Kenny Drew Undercurrent, Blue Note 4059. This one had the West 63rd Street address and, from the looks of the pictures, it had deep grooves on both sides, certainly on Side 2. That would make it original either way, no? This was described as being in VG condition, and the cover certainly looked no better than VG. It sold for $427.
Gigi Gryce/Clifford Brown Sextet, Blue Note 5048. This was an original 10-inch LP that was defined as being in “very fine” condition, which, the seller implies, is actually M- condition. The pictures certainly looked very fine indeed, if not M-. It sold for $372. 10.

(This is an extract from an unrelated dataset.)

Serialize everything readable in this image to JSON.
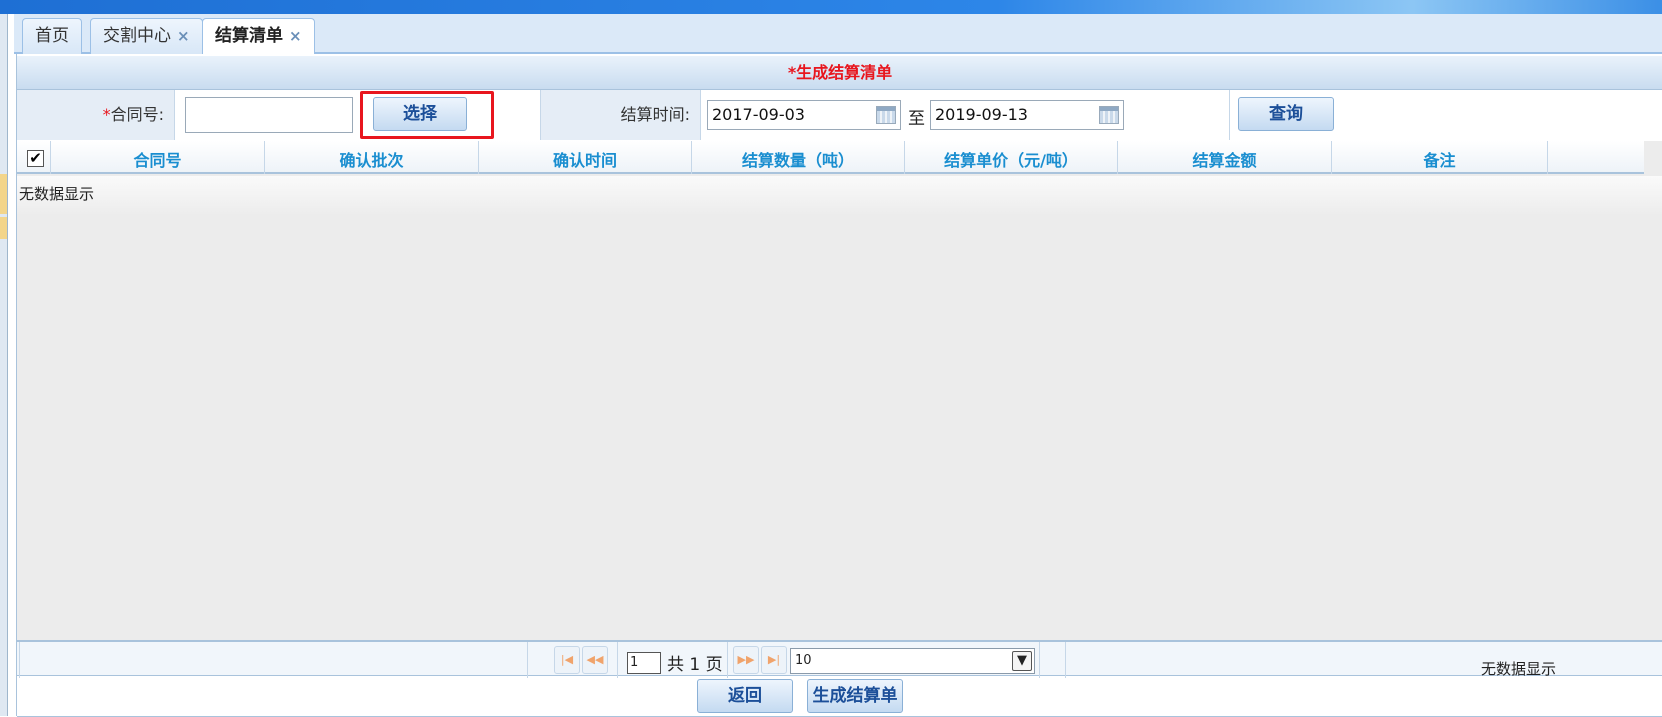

If it’s a Blue Note, and it’s one of the coveted artists, the record or cover does not have to be in great condition to fetch a high price. Case in point:

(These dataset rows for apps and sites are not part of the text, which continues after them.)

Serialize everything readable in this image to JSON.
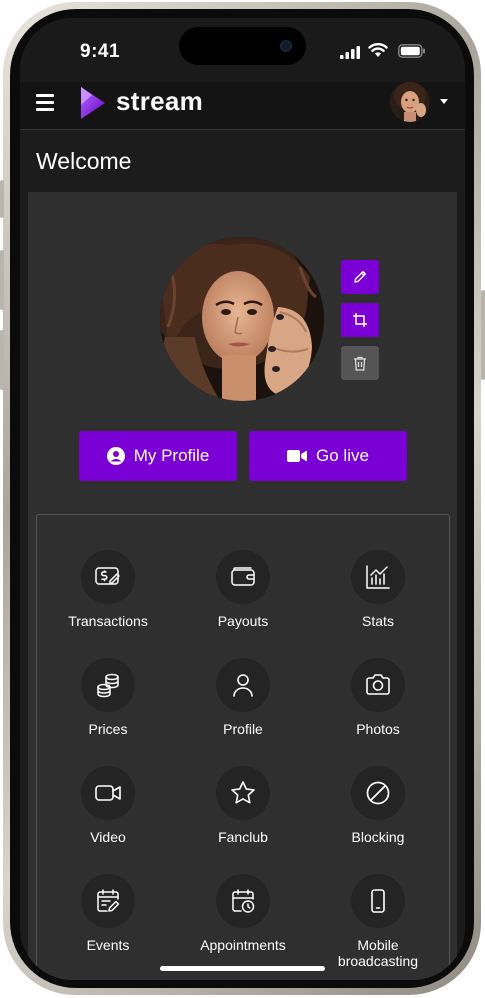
{
  "status_bar": {
    "time": "9:41"
  },
  "header": {
    "brand": "stream"
  },
  "page": {
    "title": "Welcome"
  },
  "profile_actions": {
    "my_profile": "My Profile",
    "go_live": "Go live"
  },
  "menu": {
    "items": [
      {
        "label": "Transactions",
        "icon": "transactions-icon"
      },
      {
        "label": "Payouts",
        "icon": "wallet-icon"
      },
      {
        "label": "Stats",
        "icon": "stats-icon"
      },
      {
        "label": "Prices",
        "icon": "coins-icon"
      },
      {
        "label": "Profile",
        "icon": "user-icon"
      },
      {
        "label": "Photos",
        "icon": "camera-icon"
      },
      {
        "label": "Video",
        "icon": "video-icon"
      },
      {
        "label": "Fanclub",
        "icon": "star-icon"
      },
      {
        "label": "Blocking",
        "icon": "block-icon"
      },
      {
        "label": "Events",
        "icon": "calendar-edit-icon"
      },
      {
        "label": "Appointments",
        "icon": "calendar-clock-icon"
      },
      {
        "label": "Mobile broadcasting",
        "icon": "mobile-icon"
      }
    ]
  },
  "colors": {
    "accent": "#7a00d6",
    "background": "#2f2f2f",
    "header": "#141414"
  }
}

Here’s some heavy-duty jazz vinyl that sold recently on eBay.
Hank Mobley and Lee Morgan, Peckin’ Time, Blue Note 1574. This was an original West 63rd pressing with the deep grooves. It was in VG++ condition for the record and VG+ for the cover. It sold for $1,315. So, if you have this record, where do you file it, under Morgan or under Mobley? Mine, a Japanese pressing, is under Mobley.
From the same seller came: Cliff Jordan and John Gilmore, Blowin’ In From Chicago, Blue Note 1549. Love the cover. This was a promo copy in VG++ condition for the record and VG+ for the cover, although the picture looks like it might be a little less so. It sold for $1,155.
Also from the same seller: Sonny Clark, Dial S for Sonny, Blue Note 1570. Same for this one: An original pressing, vinyl in VG++ condition, cover in VG+ condition. The price was $896.
How about something that’s not Blue Note:
Here’s some nice jazz vinyl that’s been sold on eBay recently, while we’ve been offline and packing.
Jackie McLean and John Jenkins, Alto Madness, Prestige 7114. This was an original yellow label pressing with the New York address. It was sold by Euclid Records and was listed in M- condition for both the record and the cover. What a beauty. It sold for $812, a relatively high price for a Prestige of this vintage, but who can argue at this kind of value for a record of this quality in this condition.
Here’s an interesting one: Cliff Jordan, Cliff Craft, Blue Note 1582. This was an original pressing. The seller didn’t actually grade it, but gave some information about the condition, so we get to determine the grading ourselves. There was some surface noise on two tracks of this LP, one of which the seller described as “unpleasant.” The highest grade it would get in our view would be VG+. The more likely grade would be VG. What do you think? The cover looked to be VG++. The price was $676, which would reflect more of a VG+ grading than a VG grading, don’t you think?
This one came from a seller with only three feedbacks, so it’s a little risky, right?